Fred Van Lente and Guiu Vilanova offer up a Lovecraftian murder mystery that pays off fully in collected form.
152 pgs., color; $17.99
(W: Fred Van Lente; A: Guiu Vilanova)
Reviewing serial publications presents a challenge, because you must give your opinion on whatever part of a planned series has been released, even though each part is necessarily incomplete by itself. In the first few issues of a new comic, for instance, by necessity much time and space must be devoted to introducing the principal characters and describing the world in which the story takes place, which leaves less room to develop the story itself. I had this problem with issues 1 and 2 of Weird Detective (short version: cool idea, but where’s the story?) but now that the whole first run is available, I can say that all that world-building did pay off.
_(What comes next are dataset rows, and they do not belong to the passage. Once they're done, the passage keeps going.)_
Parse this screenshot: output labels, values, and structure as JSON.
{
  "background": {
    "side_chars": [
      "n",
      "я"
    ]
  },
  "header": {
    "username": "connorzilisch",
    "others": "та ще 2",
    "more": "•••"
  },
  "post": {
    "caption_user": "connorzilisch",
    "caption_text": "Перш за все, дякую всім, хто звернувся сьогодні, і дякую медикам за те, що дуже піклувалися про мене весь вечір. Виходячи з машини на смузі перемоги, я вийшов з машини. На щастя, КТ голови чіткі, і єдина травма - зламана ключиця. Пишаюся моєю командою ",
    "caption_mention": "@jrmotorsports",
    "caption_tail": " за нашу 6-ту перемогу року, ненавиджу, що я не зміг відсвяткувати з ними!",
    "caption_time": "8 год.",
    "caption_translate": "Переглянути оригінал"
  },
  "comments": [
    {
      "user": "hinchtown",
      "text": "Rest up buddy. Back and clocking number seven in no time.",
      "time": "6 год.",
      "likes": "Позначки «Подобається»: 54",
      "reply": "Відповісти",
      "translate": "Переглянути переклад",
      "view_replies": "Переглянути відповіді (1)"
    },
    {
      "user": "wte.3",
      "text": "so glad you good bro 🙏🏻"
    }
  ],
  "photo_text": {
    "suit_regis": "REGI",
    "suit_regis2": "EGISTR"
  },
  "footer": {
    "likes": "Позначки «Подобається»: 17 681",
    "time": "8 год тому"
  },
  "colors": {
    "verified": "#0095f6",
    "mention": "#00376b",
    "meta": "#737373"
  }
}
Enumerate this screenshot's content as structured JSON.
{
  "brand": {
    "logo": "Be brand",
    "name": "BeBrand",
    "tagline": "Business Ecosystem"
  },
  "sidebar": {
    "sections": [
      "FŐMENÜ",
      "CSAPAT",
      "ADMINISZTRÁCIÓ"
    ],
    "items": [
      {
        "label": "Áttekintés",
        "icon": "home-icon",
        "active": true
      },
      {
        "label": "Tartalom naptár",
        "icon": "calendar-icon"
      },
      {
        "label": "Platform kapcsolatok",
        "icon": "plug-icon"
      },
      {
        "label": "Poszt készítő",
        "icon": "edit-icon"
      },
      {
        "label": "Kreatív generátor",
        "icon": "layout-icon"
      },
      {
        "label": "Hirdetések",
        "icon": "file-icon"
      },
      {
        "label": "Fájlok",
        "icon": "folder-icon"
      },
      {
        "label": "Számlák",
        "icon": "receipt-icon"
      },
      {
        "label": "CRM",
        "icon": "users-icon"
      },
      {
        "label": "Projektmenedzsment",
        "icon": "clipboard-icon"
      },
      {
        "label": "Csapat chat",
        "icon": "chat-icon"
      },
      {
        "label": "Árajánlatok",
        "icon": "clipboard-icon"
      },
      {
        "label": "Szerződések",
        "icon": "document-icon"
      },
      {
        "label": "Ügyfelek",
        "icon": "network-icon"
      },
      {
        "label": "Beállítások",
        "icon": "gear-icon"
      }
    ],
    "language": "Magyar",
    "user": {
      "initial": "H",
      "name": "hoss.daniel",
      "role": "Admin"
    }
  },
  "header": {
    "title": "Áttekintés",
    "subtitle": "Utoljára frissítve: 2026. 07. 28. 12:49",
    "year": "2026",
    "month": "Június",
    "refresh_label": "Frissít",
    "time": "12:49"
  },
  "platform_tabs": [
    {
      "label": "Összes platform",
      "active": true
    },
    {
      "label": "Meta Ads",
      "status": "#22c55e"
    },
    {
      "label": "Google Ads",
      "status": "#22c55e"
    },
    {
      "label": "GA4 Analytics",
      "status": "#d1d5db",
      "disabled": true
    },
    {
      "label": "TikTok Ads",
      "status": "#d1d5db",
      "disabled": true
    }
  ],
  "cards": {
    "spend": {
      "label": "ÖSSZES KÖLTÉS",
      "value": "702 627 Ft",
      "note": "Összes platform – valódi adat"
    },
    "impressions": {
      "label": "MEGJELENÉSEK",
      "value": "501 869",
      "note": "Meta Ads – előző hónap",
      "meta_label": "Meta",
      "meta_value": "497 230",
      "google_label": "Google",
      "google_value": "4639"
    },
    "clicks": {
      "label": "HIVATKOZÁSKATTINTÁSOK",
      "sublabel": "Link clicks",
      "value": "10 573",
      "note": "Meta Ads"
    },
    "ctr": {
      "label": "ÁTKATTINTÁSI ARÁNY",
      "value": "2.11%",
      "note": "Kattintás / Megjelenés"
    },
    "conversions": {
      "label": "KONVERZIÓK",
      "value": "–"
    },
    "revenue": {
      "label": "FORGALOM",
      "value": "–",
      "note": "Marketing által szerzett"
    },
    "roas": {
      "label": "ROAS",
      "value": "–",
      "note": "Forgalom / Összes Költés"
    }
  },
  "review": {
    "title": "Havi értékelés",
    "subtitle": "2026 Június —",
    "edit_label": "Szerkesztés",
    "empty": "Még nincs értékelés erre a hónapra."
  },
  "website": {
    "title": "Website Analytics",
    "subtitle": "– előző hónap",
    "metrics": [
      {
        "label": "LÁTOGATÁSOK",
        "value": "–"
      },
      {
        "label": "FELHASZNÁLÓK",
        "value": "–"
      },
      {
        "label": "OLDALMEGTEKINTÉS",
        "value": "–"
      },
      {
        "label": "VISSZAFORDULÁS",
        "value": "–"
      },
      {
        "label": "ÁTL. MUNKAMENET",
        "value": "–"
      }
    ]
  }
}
The central character in Weird Detective is Sebastian Greene, who looks like an ordinary white dude but is really a Lovecraftian creature with 17 senses, which he puts to use solving crimes for the New York City Police Department. They particularly need him at the moment because the city has been hit with a series of horrifying crimes that shock even hardened city cops. In the first, the shell of a young woman is discovered at the bottom of a swimming pool, and by “shell” I mean her skin and clothing only, no innards. As Sebastian’s partner Sana notes, the corpse looks like a juice box after someone sucked it dry until it imploded. Isn’t that a pleasant thought?
Several more sucked-dry bodies turn up, as do ordinary horrors of life (corrupt policemen, a pervy janitor that secretly films kids taking showers). Rest assured, by the end of the series, we get the complete version not only of Sebastian’s story but also of Sana’s, in the process learning a use for saltines that I bet you never imagined. The case of the juice box killer is also resolved, but that doesn’t mean you should feel safe, just lucky so far. Lovecraft liked to put his monsters in natural shelters like caves and icebergs, but apparently they thrive in man-made structures as well. And goodness knows the extensive underground infrastructure of New York City offers plenty of residential opportunities for them, while the city is packed with puny humans upon which they may feed.
Guiu Vilanova’s art is a perfect match to Fred Van Lente’s story, mixing detailed, realistic city scenes with imaginative portrayals of tentacled monsters that will please any fan of Lovecraft. Mauricio Wallace’s coloring is stylish and sets the appropriate tone for each scene (mostly dark, given the story, but there are happy scenes which use a much lighter palette as well).
There’s so much to enjoy about Weird Detective that I can’t cram it all in this review, so here are my top five reasons this series is awesome:
- A smart aleck talking cat, because talking cats make everything better (if you need more evidence, consider Joann Sfar’s series The Rabbi’s Cat);
- Lots of NYC-specific detail, from the city skyline to swimming pools the size of a football fields (and in which no one swims—the idea is to splash around and cool off, not do laps);
- The Lovecraftian vibe—you may think you know the world in which you live, but just beneath the surface lurk horrors that you could never imagine;
- Sebastian’s charming habit of not getting it quite right in the human world, like the characters on Third Rock from the Sun;
- Sana being a lesbian in a committed relationship, with a child, which is a welcome change from the lone wolf/widow/otherwise unmarried stereotype of female detectives (Modesty Blaise, Emma Peel, Alice Hotwire, etc.).
You can see a preview of Weird Detective: The Stars Are Wrong here. | Sarah Boslaugh